Dominican philosopher and theologian; b. Popoli (Abruzzi), 1838; d. Rome, 1922. He taught theology in the spirit of St. Thomas Aquinas at Flavigny (1870), Louvain (1874), and Rome (1885). His lectures were a curious mixture of Aristotelian Thomism and Greco-Christian mysticism. His critical examination of ontologism as taught by N. malebranche and V. gioberti, Examen philosophicotheologicum de ontologismo (Louvain 1874), clearly asserts the teaching of St. Thomas on the origin of ideas, the nature of knowledge, and the natural knowledge of God. His Elementa philosophiae Christianae (3 v. Paris and Louvain 1875–79) follows Aquinas for the most part, but deviates somewhat on the real distinction between essence and existence in creatures and on the use of Anselm's ontological argument to demonstrate the existence of God. He wrote also a critical study of I. Kant's doctrine of pure reason: La critica della ragion pura secondo Kant (Rome 1894). In 1897 he resigned the chair of theology at the College of St. Thomas in Rome to become master of the sacred palace. In 1905 he wrote a short dogmatic explanation of the cult of the Eucharistic Heart of Jesus, which was edited by E. hugon (Paris 1926). Lepidi is remembered as a prominent contributor to the neoscholastic movement for his work in reorganizing the course of theological studies for the Dominicans, especially in the French province.

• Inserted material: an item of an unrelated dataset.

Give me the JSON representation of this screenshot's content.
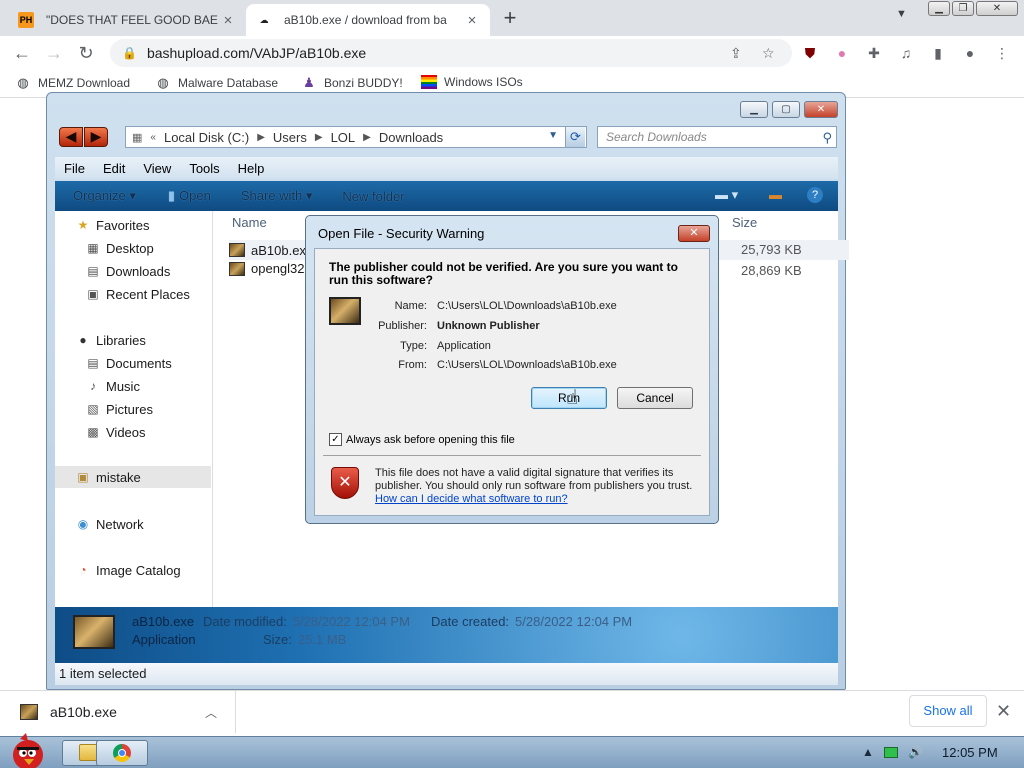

Bibliography: g. sestili, Il p. Alberto Lepidi e la su filosofia (Turin 1930). Enciclopedia filosofica (Venice-Rome 1957) 2:1886. h. hurter, Nomenclator literarius theologiae catholicae (Innsbruck 1903–13) 5.1:1260.
[f. j. roensch]